Has my team been educated about being aware of phishing and other attacks that may take place?
Does my company have a plan in place to regularly check in with remote staff to confirm they’re comfortable working remotely and have the tools they need?
Unfortunately, the malevolent actors out there only become more and more sophisticated. It’s important to ensure employees are up to date as well, because the consequences of a breach can be quite severe.
If you are in an industry with higher than usual security requirements, making sure you understand and currently comply with those requirements needs to come first and foremost.
Each organization needs to determine what level of security is right for them in order to adequately protect company data when employees access it and work on their home WiFi, in coffee shops, and in public workspaces.
For some organizations, Virtual Private Networks, or VPNs, are a sufficient solution when paired with two-factor authentication. Other organizations with more stringent security requirements may need device level software firewalls and/or intrusion detection and centralized reporting.
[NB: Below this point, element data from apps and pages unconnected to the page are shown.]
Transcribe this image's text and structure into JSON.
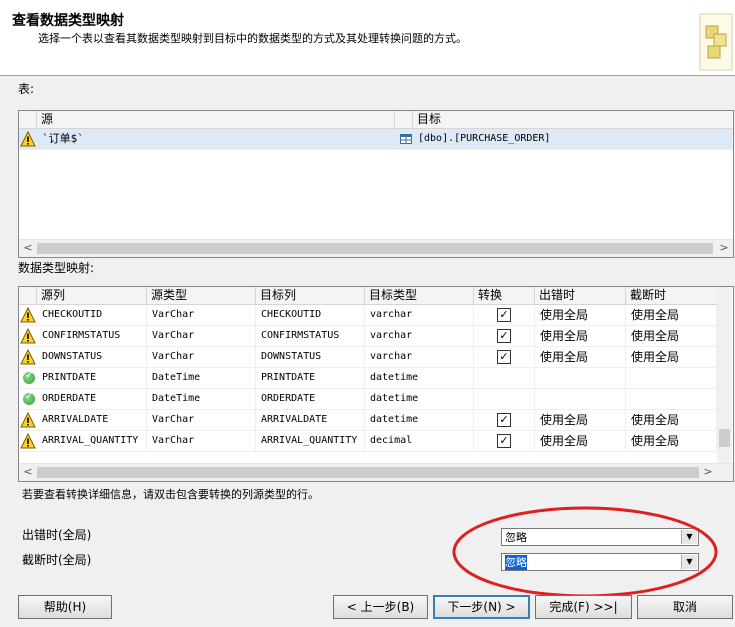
{
  "header": {
    "title": "查看数据类型映射",
    "subtitle": "选择一个表以查看其数据类型映射到目标中的数据类型的方式及其处理转换问题的方式。"
  },
  "tables_section": {
    "label": "表:",
    "columns": [
      "源",
      "目标"
    ],
    "rows": [
      {
        "status": "warning-icon",
        "source": "`订单$`",
        "target": "[dbo].[PURCHASE_ORDER]"
      }
    ]
  },
  "mapping_section": {
    "label": "数据类型映射:",
    "columns": [
      "源列",
      "源类型",
      "目标列",
      "目标类型",
      "转换",
      "出错时",
      "截断时"
    ],
    "rows": [
      {
        "status": "warning-icon",
        "src_col": "CHECKOUTID",
        "src_type": "VarChar",
        "dst_col": "CHECKOUTID",
        "dst_type": "varchar",
        "convert": true,
        "on_error": "使用全局",
        "on_trunc": "使用全局"
      },
      {
        "status": "warning-icon",
        "src_col": "CONFIRMSTATUS",
        "src_type": "VarChar",
        "dst_col": "CONFIRMSTATUS",
        "dst_type": "varchar",
        "convert": true,
        "on_error": "使用全局",
        "on_trunc": "使用全局"
      },
      {
        "status": "warning-icon",
        "src_col": "DOWNSTATUS",
        "src_type": "VarChar",
        "dst_col": "DOWNSTATUS",
        "dst_type": "varchar",
        "convert": true,
        "on_error": "使用全局",
        "on_trunc": "使用全局"
      },
      {
        "status": "ok-icon",
        "src_col": "PRINTDATE",
        "src_type": "DateTime",
        "dst_col": "PRINTDATE",
        "dst_type": "datetime",
        "convert": false,
        "on_error": "",
        "on_trunc": ""
      },
      {
        "status": "ok-icon",
        "src_col": "ORDERDATE",
        "src_type": "DateTime",
        "dst_col": "ORDERDATE",
        "dst_type": "datetime",
        "convert": false,
        "on_error": "",
        "on_trunc": ""
      },
      {
        "status": "warning-icon",
        "src_col": "ARRIVALDATE",
        "src_type": "VarChar",
        "dst_col": "ARRIVALDATE",
        "dst_type": "datetime",
        "convert": true,
        "on_error": "使用全局",
        "on_trunc": "使用全局"
      },
      {
        "status": "warning-icon",
        "src_col": "ARRIVAL_QUANTITY",
        "src_type": "VarChar",
        "dst_col": "ARRIVAL_QUANTITY",
        "dst_type": "decimal",
        "convert": true,
        "on_error": "使用全局",
        "on_trunc": "使用全局"
      }
    ]
  },
  "hint": "若要查看转换详细信息，请双击包含要转换的列源类型的行。",
  "global": {
    "on_error_label": "出错时(全局)",
    "on_error_value": "忽略",
    "on_trunc_label": "截断时(全局)",
    "on_trunc_value": "忽略"
  },
  "buttons": {
    "help": "帮助(H)",
    "back": "< 上一步(B)",
    "next": "下一步(N) >",
    "finish": "完成(F) >>|",
    "cancel": "取消"
  },
  "accent": "#e02020",
  "selection_color": "#0a64d6"
}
Have I ensured there are backups of our servers
so staff can keep working when extra network traffic causes primary servers to go down? Do employees know where to backup data to ensure business continuity in the event of device failure.
No one ever plans on a network going down or devices failing, but even so, the consequences of not being prepared for these contingencies dwarfs the cost of putting them in place.
Does my company have guidelines in place for remote employees, including proper use of company assets and security guidelines? Does my team know about them?
If you are only beginning the transition to remote work, such guidelines may not be formalized. Formal guidelines will provide employees with clarity about what is and is not acceptable and very well may help preempt major headaches down the road.
Is my IT infrastructure and network designed to handle increased remote traffic?
While your network may seem to be working just fine when everyone is onsite, changes in the demand placed on your network by a remote workforce can impact the overall functionality of your network.
For example, when everyone is in the office, there are no restrictions on download or upload speeds. But for remote employees, the best possible download speed becomes limited to the speed of an office file upload.
Even if fractional differences in speed don’t seem that significant, employees cannot possibly be as efficient as they could be if they are constantly waiting for things to load.
That can be exacerbated when there are numerous programs running that occupy significant RAM. If an employee has Zoom, Teams, Excel, and other role-specific software constantly running, that employee may be spending a lot more time twiddling their thumbs than we’d like to realize.
Have I reviewed and confirmed that existing policies and customer agreements allow us to work remotely when feasible, prudent, and contractually admissible?
So, are you Remote Ready?
Download our checklist to share with your team.